Medical Research Charities > News > How viruses beat a superbug, SD Union Tribune

How viruses beat a superbug, SD Union Tribune

In the end, it was viruses, not an antibiotic, that saved Tom Patterson’s life after a superbug infection he suffered in Egypt left him hallucinating, comatose and near death for months.

Acinetobacter baumannii, a type of toxin-excreting bacteria ranked near the top of the U.S. government’s threat list, had nearly destroyed the UC San Diego professor’s kidneys. At that point, his wife, the infectious-disease specialist Steffanie Strathdee, decided to get creative.

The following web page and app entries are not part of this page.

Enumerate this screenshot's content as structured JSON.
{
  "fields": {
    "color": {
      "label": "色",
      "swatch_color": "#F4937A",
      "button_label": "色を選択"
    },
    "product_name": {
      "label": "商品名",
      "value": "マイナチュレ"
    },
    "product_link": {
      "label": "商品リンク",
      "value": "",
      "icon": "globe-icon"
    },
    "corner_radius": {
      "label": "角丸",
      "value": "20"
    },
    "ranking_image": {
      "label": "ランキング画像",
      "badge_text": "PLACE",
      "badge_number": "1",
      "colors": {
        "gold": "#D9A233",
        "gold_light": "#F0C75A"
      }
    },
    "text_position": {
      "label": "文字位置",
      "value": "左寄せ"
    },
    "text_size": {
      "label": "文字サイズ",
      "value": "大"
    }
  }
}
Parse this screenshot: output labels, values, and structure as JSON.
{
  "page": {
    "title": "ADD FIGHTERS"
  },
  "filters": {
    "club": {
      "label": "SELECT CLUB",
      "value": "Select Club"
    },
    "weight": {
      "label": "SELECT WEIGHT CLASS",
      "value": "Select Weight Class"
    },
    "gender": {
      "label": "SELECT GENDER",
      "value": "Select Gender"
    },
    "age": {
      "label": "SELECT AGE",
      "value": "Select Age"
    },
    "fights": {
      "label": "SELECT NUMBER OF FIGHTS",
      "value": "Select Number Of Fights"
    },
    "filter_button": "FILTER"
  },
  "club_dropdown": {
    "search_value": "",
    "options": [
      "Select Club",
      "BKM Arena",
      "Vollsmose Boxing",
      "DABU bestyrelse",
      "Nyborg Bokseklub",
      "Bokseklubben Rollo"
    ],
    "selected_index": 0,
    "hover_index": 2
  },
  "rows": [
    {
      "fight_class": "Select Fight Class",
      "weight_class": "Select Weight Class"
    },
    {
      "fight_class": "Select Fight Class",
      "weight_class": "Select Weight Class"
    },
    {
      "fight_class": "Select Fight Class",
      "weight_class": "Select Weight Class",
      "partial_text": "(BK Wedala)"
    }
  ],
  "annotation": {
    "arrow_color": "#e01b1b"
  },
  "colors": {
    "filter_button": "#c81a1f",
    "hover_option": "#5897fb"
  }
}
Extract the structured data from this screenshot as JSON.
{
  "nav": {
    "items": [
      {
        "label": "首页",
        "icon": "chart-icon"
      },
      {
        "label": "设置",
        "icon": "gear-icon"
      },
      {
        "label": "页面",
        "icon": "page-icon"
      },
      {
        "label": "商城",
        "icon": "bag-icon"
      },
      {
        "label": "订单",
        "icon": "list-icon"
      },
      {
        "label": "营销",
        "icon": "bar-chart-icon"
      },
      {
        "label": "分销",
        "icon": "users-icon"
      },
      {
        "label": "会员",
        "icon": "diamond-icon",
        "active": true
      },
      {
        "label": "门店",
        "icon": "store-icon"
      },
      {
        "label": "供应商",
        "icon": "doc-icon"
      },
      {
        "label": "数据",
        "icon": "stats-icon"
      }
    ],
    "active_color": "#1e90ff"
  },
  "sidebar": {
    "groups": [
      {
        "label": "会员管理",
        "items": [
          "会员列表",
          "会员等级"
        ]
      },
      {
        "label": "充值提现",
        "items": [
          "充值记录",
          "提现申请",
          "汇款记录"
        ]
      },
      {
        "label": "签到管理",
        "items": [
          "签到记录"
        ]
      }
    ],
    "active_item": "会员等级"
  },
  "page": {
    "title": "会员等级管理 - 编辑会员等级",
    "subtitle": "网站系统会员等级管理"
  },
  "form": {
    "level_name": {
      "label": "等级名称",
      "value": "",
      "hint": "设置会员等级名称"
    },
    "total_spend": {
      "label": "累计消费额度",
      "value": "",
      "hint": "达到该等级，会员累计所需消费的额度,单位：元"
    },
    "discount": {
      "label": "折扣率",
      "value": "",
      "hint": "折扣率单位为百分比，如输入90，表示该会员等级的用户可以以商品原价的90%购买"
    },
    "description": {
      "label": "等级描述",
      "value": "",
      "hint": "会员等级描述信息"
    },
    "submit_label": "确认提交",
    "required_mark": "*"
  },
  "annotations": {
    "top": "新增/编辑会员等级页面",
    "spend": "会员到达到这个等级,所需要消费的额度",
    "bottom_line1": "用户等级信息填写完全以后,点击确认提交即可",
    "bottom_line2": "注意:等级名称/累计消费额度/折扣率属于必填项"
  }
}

Why not try infecting her husband with bacteria-hunting viruses called bacteriophages? After all, the medical literature showed that these ancient microbes can kill even germs that have evolved resistance to all antibiotics. But finding just the right bacteriophages would be a painstaking and risk-filled process.

With Patterson’s condition deteriorating rapidly and seemingly no other way to save his life, his medical team at UC San Diego Health agreed to give the bacteriophages idea a try.

Click here to read the full story by Paul Sisson, Contact Reporter SD Union Tribune.